Sad mood for two weeks or more.
Anhedonia Loss of feel pleasure and disinterest in life activities.
Weight changes (usually weight loss).
Sleep changes such as trouble falling asleep or waking up and not being able to fall back to sleep easily.
Activity changes such as wringing of the hands or general restlessness.
Feelings of worthlessness, guilt, or that they are a burden to those around them.
Trouble concentrating and making decisions. They frequently give up reading.
Fatigue and/or loss of energy.
Recurrent thoughts of death and suicide. They say such things as, “Life is not worth living, I would be better off dead, I wish I could die in my sleep so I will not have to face tomorrow.”
Overlapping Depression Symptoms with PD
Appetite issues (food is tasteless and/or uninteresting).
Fatigue and little energy.
Flat affect and little expression of emotion.
Social withdrawal with the excuse that the symptoms embarrass them.
Dementia (apathy, memory issues, attention problems). Please note a significant difference here. They typically do not experience guilt, worthlessness, or that they are a burden to others.
About 50% of PD victims have depression symptoms and 20% have major depression. The incidence of depression is usually not reported to the caregiver and is under treated.
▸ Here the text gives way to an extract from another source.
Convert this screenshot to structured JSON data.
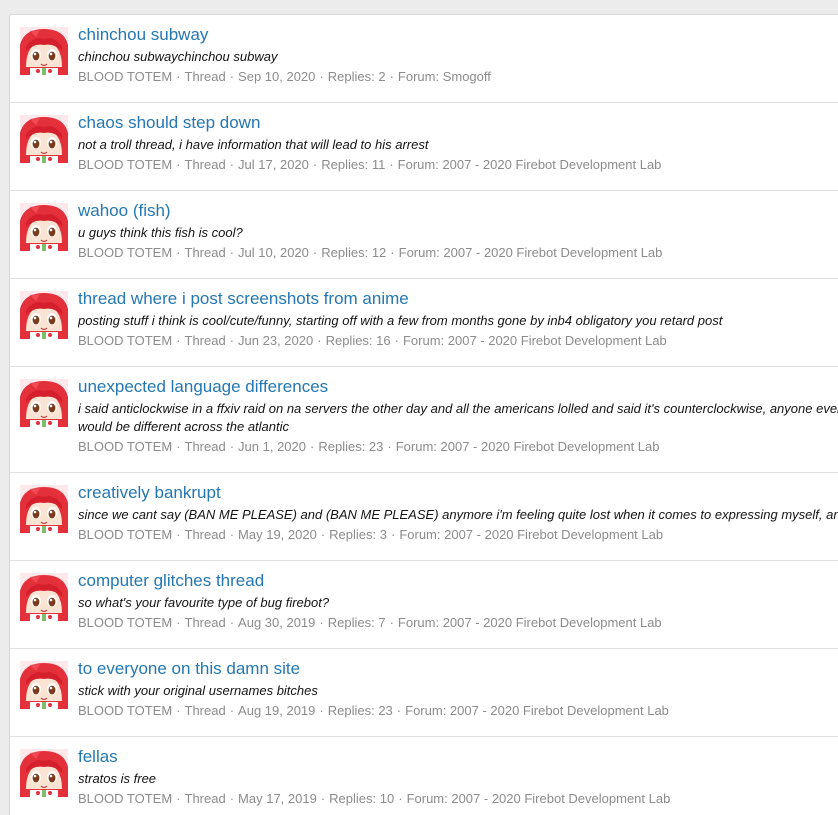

Less than 1% tell their professional care giver of their depression.